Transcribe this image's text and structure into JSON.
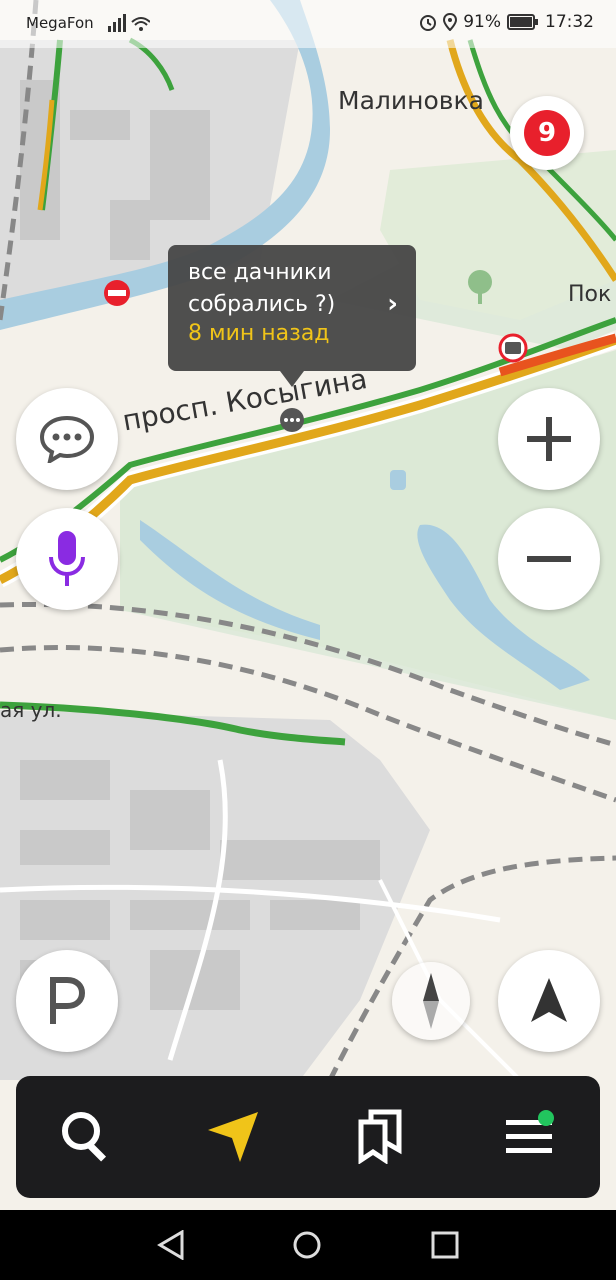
{
  "status": {
    "carrier": "MegaFon",
    "battery": "91%",
    "time": "17:32"
  },
  "map": {
    "labels": {
      "district": "Малиновка",
      "avenue": "просп. Косыгина",
      "street_partial": "ая ул.",
      "edge_partial": "Пок"
    },
    "traffic_level": "9"
  },
  "popup": {
    "message": "все дачники собрались ?)",
    "time_ago": "8 мин назад"
  },
  "bottom_nav": {
    "items": [
      "search-icon",
      "route-arrow-icon",
      "bookmarks-icon",
      "menu-icon"
    ]
  },
  "colors": {
    "accent_yellow": "#f0c419",
    "traffic_red": "#e8202c",
    "mic_purple": "#8a2be2",
    "notify_green": "#22c55e"
  }
}
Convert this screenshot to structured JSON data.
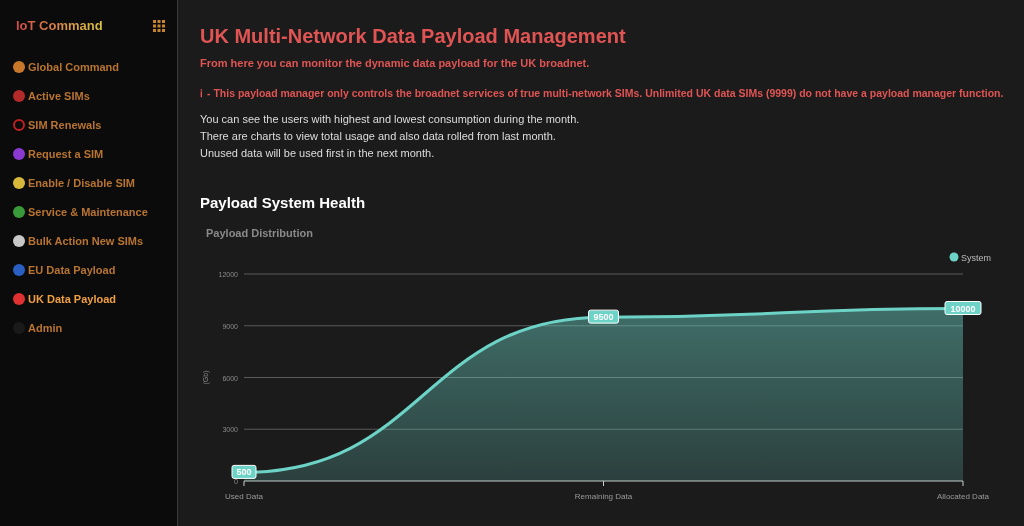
{
  "sidebar": {
    "brand": "IoT Command",
    "items": [
      {
        "label": "Global Command",
        "kind": "dot",
        "color": "#c8782a",
        "selected": false
      },
      {
        "label": "Active SIMs",
        "kind": "dot",
        "color": "#b42a2a",
        "selected": false
      },
      {
        "label": "SIM Renewals",
        "kind": "ring",
        "color": "#c02020",
        "selected": false
      },
      {
        "label": "Request a SIM",
        "kind": "dot",
        "color": "#8a3ad0",
        "selected": false
      },
      {
        "label": "Enable / Disable SIM",
        "kind": "dot",
        "color": "#d8b83a",
        "selected": false
      },
      {
        "label": "Service & Maintenance",
        "kind": "dot",
        "color": "#3a9a3a",
        "selected": false
      },
      {
        "label": "Bulk Action New SIMs",
        "kind": "dot",
        "color": "#c8c8c8",
        "selected": false
      },
      {
        "label": "EU Data Payload",
        "kind": "dot",
        "color": "#2a5ec0",
        "selected": false
      },
      {
        "label": "UK Data Payload",
        "kind": "dot",
        "color": "#e03030",
        "selected": true
      },
      {
        "label": "Admin",
        "kind": "dot",
        "color": "#1a1a1a",
        "selected": false
      }
    ]
  },
  "page": {
    "title": "UK Multi-Network Data Payload Management",
    "intro": "From here you can monitor the dynamic data payload for the UK broadnet.",
    "note_icon": "ℹ",
    "note": "- This payload manager only controls the broadnet services of true multi-network SIMs. Unlimited UK data SIMs (9999) do not have a payload manager function.",
    "lines": [
      "You can see the users with highest and lowest consumption during the month.",
      "There are charts to view total usage and also data rolled from last month.",
      "Unused data will be used first in the next month."
    ]
  },
  "health": {
    "heading": "Payload System Health",
    "chart_data": {
      "type": "area",
      "title": "Payload Distribution",
      "ylabel": "(Gb)",
      "categories": [
        "Used Data",
        "Remaining Data",
        "Allocated Data"
      ],
      "series": [
        {
          "name": "System",
          "color": "#6dd3c7",
          "values": [
            500,
            9500,
            10000
          ]
        }
      ],
      "ylim": [
        0,
        12000
      ],
      "grid": true,
      "yticks": [
        0,
        3000,
        6000,
        9000,
        12000
      ],
      "data_labels": true
    }
  }
}
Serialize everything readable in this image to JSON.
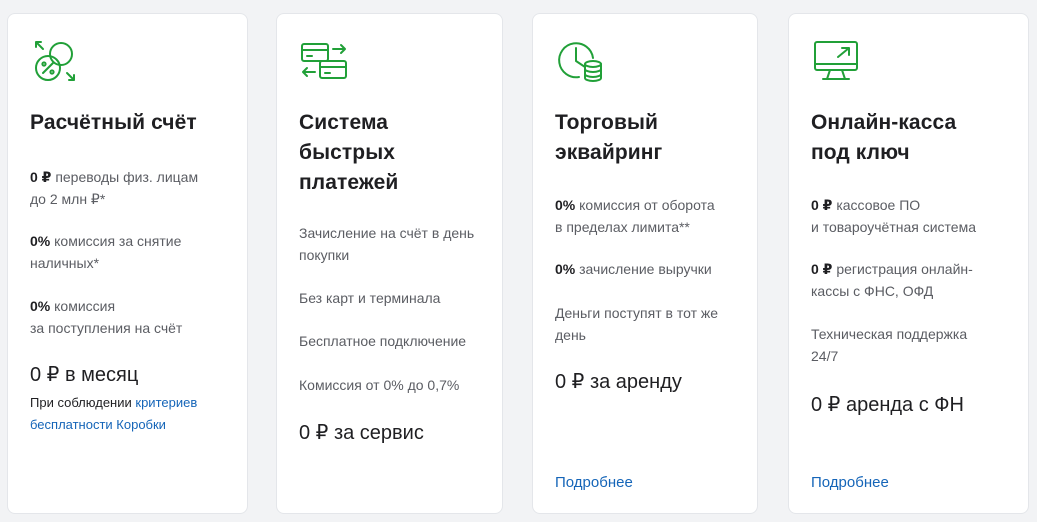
{
  "colors": {
    "accent": "#21a038",
    "link": "#1565b8",
    "text": "#1f1f22",
    "muted": "#5b5d63"
  },
  "cards": [
    {
      "icon": "percent-coins-exchange-icon",
      "title_lines": [
        "Расчётный счёт"
      ],
      "features": [
        {
          "bold": "0 ₽",
          "text_lines": [
            "переводы физ. лицам",
            "до 2 млн ₽*"
          ]
        },
        {
          "bold": "0%",
          "text_lines": [
            "комиссия за снятие",
            "наличных*"
          ]
        },
        {
          "bold": "0%",
          "text_lines": [
            "комиссия",
            "за поступления на счёт"
          ]
        }
      ],
      "price": "0 ₽ в месяц",
      "note": {
        "prefix": "При соблюдении",
        "link_line1": "критериев",
        "link_line2": "бесплатности Коробки"
      }
    },
    {
      "icon": "cards-transfer-icon",
      "title_lines": [
        "Система",
        "быстрых",
        "платежей"
      ],
      "features": [
        {
          "text_lines": [
            "Зачисление на счёт в день",
            "покупки"
          ]
        },
        {
          "text_lines": [
            "Без карт и терминала"
          ]
        },
        {
          "text_lines": [
            "Бесплатное подключение"
          ]
        },
        {
          "text_lines": [
            "Комиссия от 0% до 0,7%"
          ]
        }
      ],
      "price": "0 ₽ за сервис"
    },
    {
      "icon": "clock-coins-icon",
      "title_lines": [
        "Торговый",
        "эквайринг"
      ],
      "features": [
        {
          "bold": "0%",
          "text_lines": [
            "комиссия от оборота",
            "в пределах лимита**"
          ]
        },
        {
          "bold": "0%",
          "text_lines": [
            "зачисление выручки"
          ]
        },
        {
          "text_lines": [
            "Деньги поступят в тот же",
            "день"
          ]
        }
      ],
      "price": "0 ₽ за аренду",
      "more_link": "Подробнее"
    },
    {
      "icon": "monitor-arrow-icon",
      "title_lines": [
        "Онлайн-касса",
        "под ключ"
      ],
      "features": [
        {
          "bold": "0 ₽",
          "text_lines": [
            "кассовое ПО",
            "и товароучётная система"
          ]
        },
        {
          "bold": "0 ₽",
          "text_lines": [
            "регистрация онлайн-",
            "кассы с ФНС, ОФД"
          ]
        },
        {
          "text_lines": [
            "Техническая поддержка",
            "24/7"
          ]
        }
      ],
      "price": "0 ₽ аренда с ФН",
      "more_link": "Подробнее"
    }
  ]
}
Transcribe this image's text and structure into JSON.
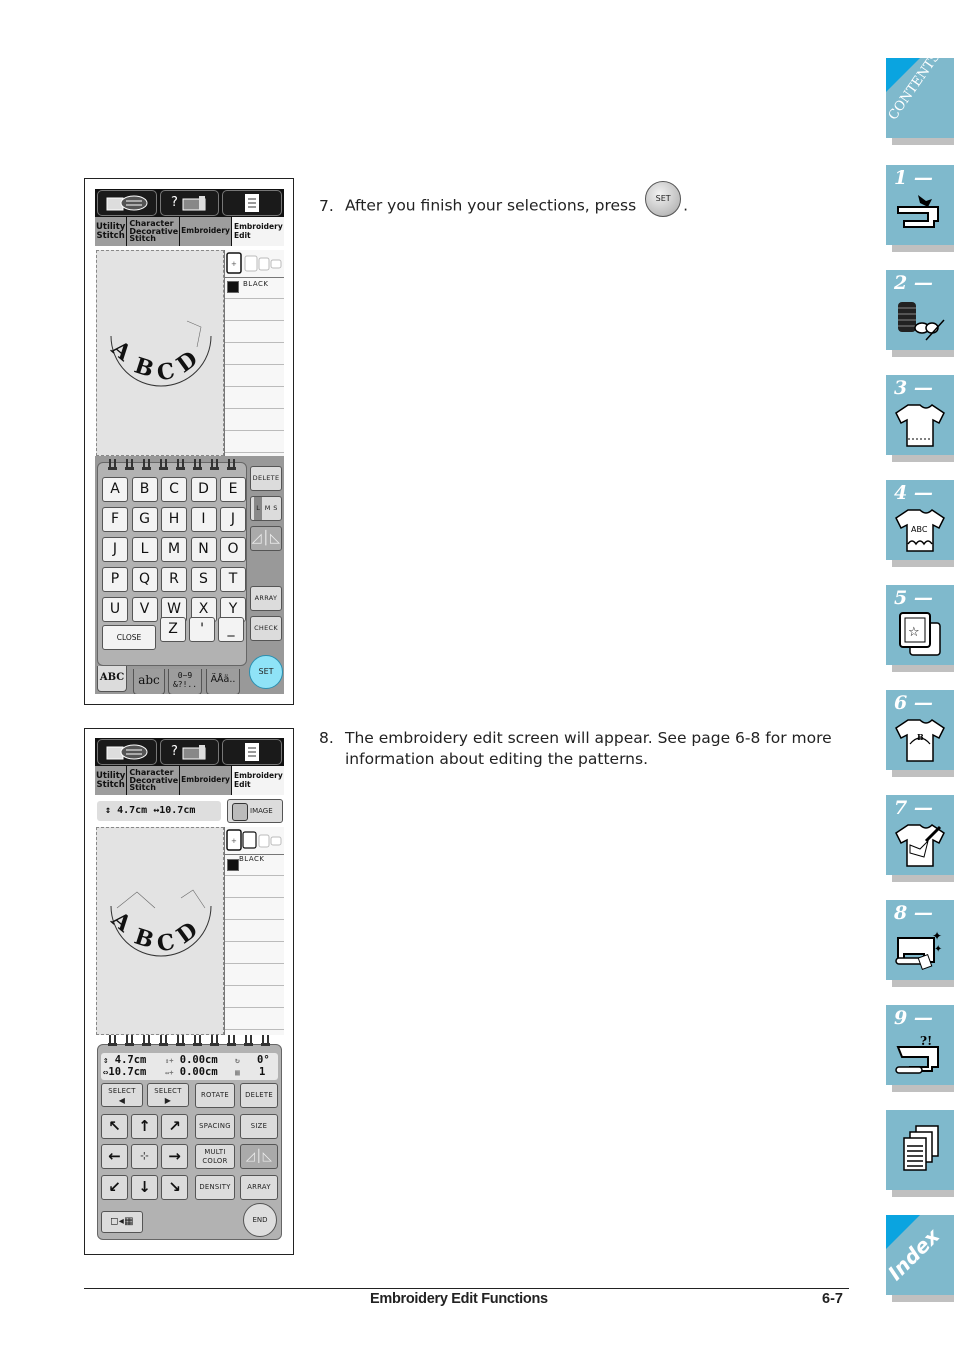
{
  "steps": [
    {
      "number": "7.",
      "text": "After you finish your selections, press",
      "inline_button": "SET",
      "after": "."
    },
    {
      "number": "8.",
      "line1": "The embroidery edit screen will appear. See page 6-8 for more",
      "line2": "information about editing the patterns."
    }
  ],
  "screen1": {
    "tabs": [
      {
        "label_l1": "Utility",
        "label_l2": "Stitch",
        "label_l3": ""
      },
      {
        "label_l1": "Character",
        "label_l2": "Decorative",
        "label_l3": "Stitch"
      },
      {
        "label_l1": "Embroidery",
        "label_l2": "",
        "label_l3": ""
      },
      {
        "label_l1": "Embroidery",
        "label_l2": "Edit",
        "label_l3": "",
        "active": true
      }
    ],
    "pattern_text": "ABCD",
    "thread_color": "BLACK",
    "keyboard_rows": [
      [
        "A",
        "B",
        "C",
        "D",
        "E"
      ],
      [
        "F",
        "G",
        "H",
        "I",
        "J"
      ],
      [
        "J",
        "L",
        "M",
        "N",
        "O"
      ],
      [
        "P",
        "Q",
        "R",
        "S",
        "T"
      ],
      [
        "U",
        "V",
        "W",
        "X",
        "Y"
      ]
    ],
    "last_row": {
      "close": "CLOSE",
      "keys": [
        "Z",
        "'",
        "_"
      ]
    },
    "side_buttons": {
      "delete": "DELETE",
      "size_l": "L",
      "size_m": "M",
      "size_s": "S",
      "array": "ARRAY",
      "check": "CHECK",
      "set": "SET"
    },
    "char_tabs": [
      {
        "label": "ABC",
        "active": true
      },
      {
        "label": "abc"
      },
      {
        "label_l1": "0~9",
        "label_l2": "&?!.."
      },
      {
        "label": "ÄÅä.."
      }
    ]
  },
  "screen2": {
    "tabs": [
      {
        "label_l1": "Utility",
        "label_l2": "Stitch",
        "label_l3": ""
      },
      {
        "label_l1": "Character",
        "label_l2": "Decorative",
        "label_l3": "Stitch"
      },
      {
        "label_l1": "Embroidery",
        "label_l2": "",
        "label_l3": ""
      },
      {
        "label_l1": "Embroidery",
        "label_l2": "Edit",
        "label_l3": "",
        "active": true
      }
    ],
    "size_height": "4.7cm",
    "size_width": "10.7cm",
    "image_button": "IMAGE",
    "thread_color": "BLACK",
    "pattern_text": "ABCD",
    "info": {
      "height": "4.7cm",
      "width": "10.7cm",
      "offset_vertical": "0.00cm",
      "offset_horizontal": "0.00cm",
      "rotation": "0°",
      "density_count": "1"
    },
    "buttons": {
      "select_prev": "SELECT",
      "select_next": "SELECT",
      "rotate": "ROTATE",
      "delete": "DELETE",
      "spacing": "SPACING",
      "size": "SIZE",
      "multi_color_l1": "MULTI",
      "multi_color_l2": "COLOR",
      "density": "DENSITY",
      "array": "ARRAY",
      "end": "END"
    }
  },
  "side_index": {
    "contents": "CONTENTS",
    "chapters": [
      "1 —",
      "2 —",
      "3 —",
      "4 —",
      "5 —",
      "6 —",
      "7 —",
      "8 —",
      "9 —"
    ],
    "index": "Index"
  },
  "footer": {
    "title": "Embroidery Edit Functions",
    "page": "6-7"
  }
}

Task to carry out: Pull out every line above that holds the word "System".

Output:
    "heading": "Payload System Health",
          "name": "System",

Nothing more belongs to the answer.